The global nature of World Relief’s work is expressed through a ‘travel journal’ concept, combined with the hand-crafted look and feel of a scrapbook. Fox Printing in Milwaukee, who printed, bound and glued the book, did a majority of production by hand, staying true to the craft of bookbinding. This book is truly a work of art.
– Marilyn Frank, Art Director
One of the toughest balancing acts in design may be crafting a piece geared toward convincing potential donors to part with their cash without scaring them away with the desperate circumstances your charity is trying to address in the first place. StudioNorth’s “Stand For The Vulnerable” World Relief 70th Anniversary Book manages to do both of these things by juxtaposing sobering photography and a handmade feel with a colorful binding that implies that where there is life (and charity), there is hope.
Taking a cue from the organization’s Christian philosophy in the “first will be last, the last first” vein, we really must begin with the back cover. On it we find the proud-yet-humble face of a woman boldly looking at what we presume to be her future, the colorful beads that adorn her neck suggesting hope and hinting at the sewn binding, which we’ll come to shortly.
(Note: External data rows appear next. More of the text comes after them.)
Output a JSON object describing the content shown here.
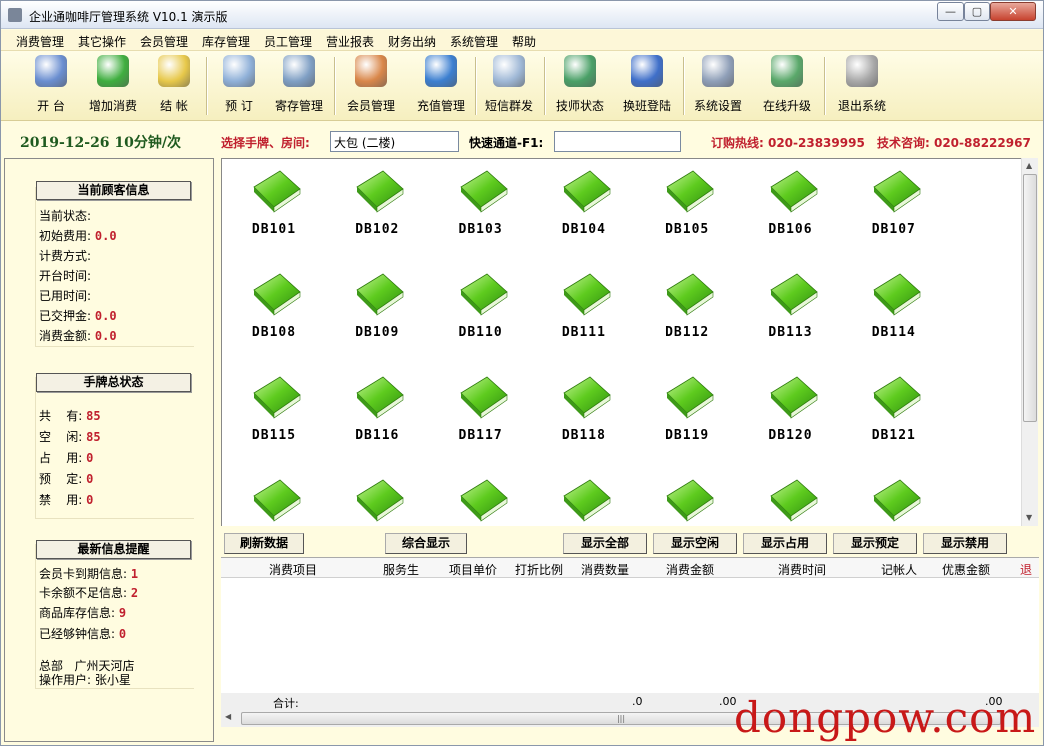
{
  "window": {
    "title": "企业通咖啡厅管理系统 V10.1 演示版",
    "min": "—",
    "max": "▢",
    "close": "✕"
  },
  "menu": [
    "消费管理",
    "其它操作",
    "会员管理",
    "库存管理",
    "员工管理",
    "营业报表",
    "财务出纳",
    "系统管理",
    "帮助"
  ],
  "toolbar": [
    {
      "label": "开  台",
      "icon": "open-table-icon",
      "color": "#6a8ed0"
    },
    {
      "label": "增加消费",
      "icon": "add-consumption-icon",
      "color": "#3fae3f"
    },
    {
      "label": "结  帐",
      "icon": "checkout-icon",
      "color": "#e7c84a"
    },
    {
      "label": "预  订",
      "icon": "reservation-icon",
      "color": "#8fb0d8"
    },
    {
      "label": "寄存管理",
      "icon": "storage-icon",
      "color": "#7f9fc4"
    },
    {
      "label": "会员管理",
      "icon": "member-icon",
      "color": "#d9874a"
    },
    {
      "label": "充值管理",
      "icon": "recharge-icon",
      "color": "#3c7fd0"
    },
    {
      "label": "短信群发",
      "icon": "sms-icon",
      "color": "#9fb8d6"
    },
    {
      "label": "技师状态",
      "icon": "technician-icon",
      "color": "#4aa067"
    },
    {
      "label": "换班登陆",
      "icon": "shift-login-icon",
      "color": "#3f6fc9"
    },
    {
      "label": "系统设置",
      "icon": "settings-icon",
      "color": "#8f9fb8"
    },
    {
      "label": "在线升级",
      "icon": "upgrade-icon",
      "color": "#5aa86a"
    },
    {
      "label": "退出系统",
      "icon": "exit-icon",
      "color": "#a8a8a8"
    }
  ],
  "status": {
    "date": "2019-12-26  10分钟/次",
    "select_label": "选择手牌、房间:",
    "room_value": "大包 (二楼)",
    "quick_label": "快速通道-F1:",
    "quick_value": "",
    "hotline": "订购热线: 020-23839995",
    "support": "技术咨询: 020-88222967"
  },
  "customer": {
    "title": "当前顾客信息",
    "rows": [
      {
        "label": "当前状态:",
        "value": ""
      },
      {
        "label": "初始费用:",
        "value": "0.0"
      },
      {
        "label": "计费方式:",
        "value": ""
      },
      {
        "label": "开台时间:",
        "value": ""
      },
      {
        "label": "已用时间:",
        "value": ""
      },
      {
        "label": "已交押金:",
        "value": "0.0"
      },
      {
        "label": "消费金额:",
        "value": "0.0"
      }
    ]
  },
  "summary": {
    "title": "手牌总状态",
    "rows": [
      {
        "label": "共    有:",
        "value": "85"
      },
      {
        "label": "空    闲:",
        "value": "85"
      },
      {
        "label": "占    用:",
        "value": "0"
      },
      {
        "label": "预    定:",
        "value": "0"
      },
      {
        "label": "禁    用:",
        "value": "0"
      }
    ]
  },
  "alerts": {
    "title": "最新信息提醒",
    "rows": [
      {
        "label": "会员卡到期信息:",
        "value": "1"
      },
      {
        "label": "卡余额不足信息:",
        "value": "2"
      },
      {
        "label": "商品库存信息:",
        "value": "9"
      },
      {
        "label": "已经够钟信息:",
        "value": "0"
      }
    ]
  },
  "footer": {
    "branch": "总部   广州天河店",
    "user": "操作用户: 张小星"
  },
  "rooms": [
    "DB101",
    "DB102",
    "DB103",
    "DB104",
    "DB105",
    "DB106",
    "DB107",
    "DB108",
    "DB109",
    "DB110",
    "DB111",
    "DB112",
    "DB113",
    "DB114",
    "DB115",
    "DB116",
    "DB117",
    "DB118",
    "DB119",
    "DB120",
    "DB121",
    "",
    "",
    "",
    "",
    "",
    "",
    ""
  ],
  "room_status_color": "#5ecb1e",
  "buttons": {
    "refresh": "刷新数据",
    "combined": "综合显示",
    "all": "显示全部",
    "free": "显示空闲",
    "used": "显示占用",
    "reserved": "显示预定",
    "disabled": "显示禁用"
  },
  "table": {
    "columns": [
      "消费项目",
      "服务生",
      "项目单价",
      "打折比例",
      "消费数量",
      "消费金额",
      "消费时间",
      "记帐人",
      "优惠金额",
      "退"
    ],
    "footer": {
      "label": "合计:",
      "qty": ".0",
      "amount": ".00",
      "discount": ".00"
    }
  },
  "watermark": "dongpow.com"
}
The image was digitally printed on the 60 pt. chipboard to create a spot varnish look.
“Working with Fox Printing to find an alternate way to create a ‘varnish’ effect on chipboard was quite a challenge, and a great learning opportunity for both parties,” says StudioNorth Art Director Marilyn Frank. “We executed quite a few tests to achieve just the right level of gloss to mimic spot varnishing. After several attempts, multiple passes of the cover art were printed so that the layers of ink naturally dried with a shiny finish.”
The book’s inside pages were printed offset and provide a brief rundown of World Relief’s efforts over its 70 year history, illustrated with snapshots that offer the same delicate blend of crisis and hope.
“Delving into the archives of World Relief, StudioNorth discovered a treasure trove of paraphernalia from their history,” Marilyn explains. “Photos, newsletters, stories, and other collateral were carefully selected for use in the early portion of the book. As the reader pages through it, they are taken on a journey through time. The design transforms and sharpens and becomes more vibrant as you move from ‘then’ to ‘now.’ Design becomes the mechanism that moves the reader through history, with hand-glued tip-in pages as moments that portray World Relief as a unique, agile and relevant organization.”
And uniting all of this between chipboard covers that evoke the rough-and-tumble areas covered inside: a Smyth binding employing several different colors of thread.
“Smyth binding seemed to be a very appropriate choice,” says Marilyn. “First, an exposed spine is perfectly in alignment with the idea of ‘seeing,’ [i.e., World Relief’s mission to make visible people and situations we might not otherwise see] — an idea embedded in the backbone of the organization. Second, by placing the World Relief brand colors in such a critical place, it was a way of taking a symbolic stand from a branding perspective.”
And perhaps most effectively, “Smyth binding has a hand-crafted quality to it, aligning with the grassroots aspect of some of World Relief’s approach. Quite a few of the people they serve are also makers and craftspeople who earn a living by creating things with their own two hands.”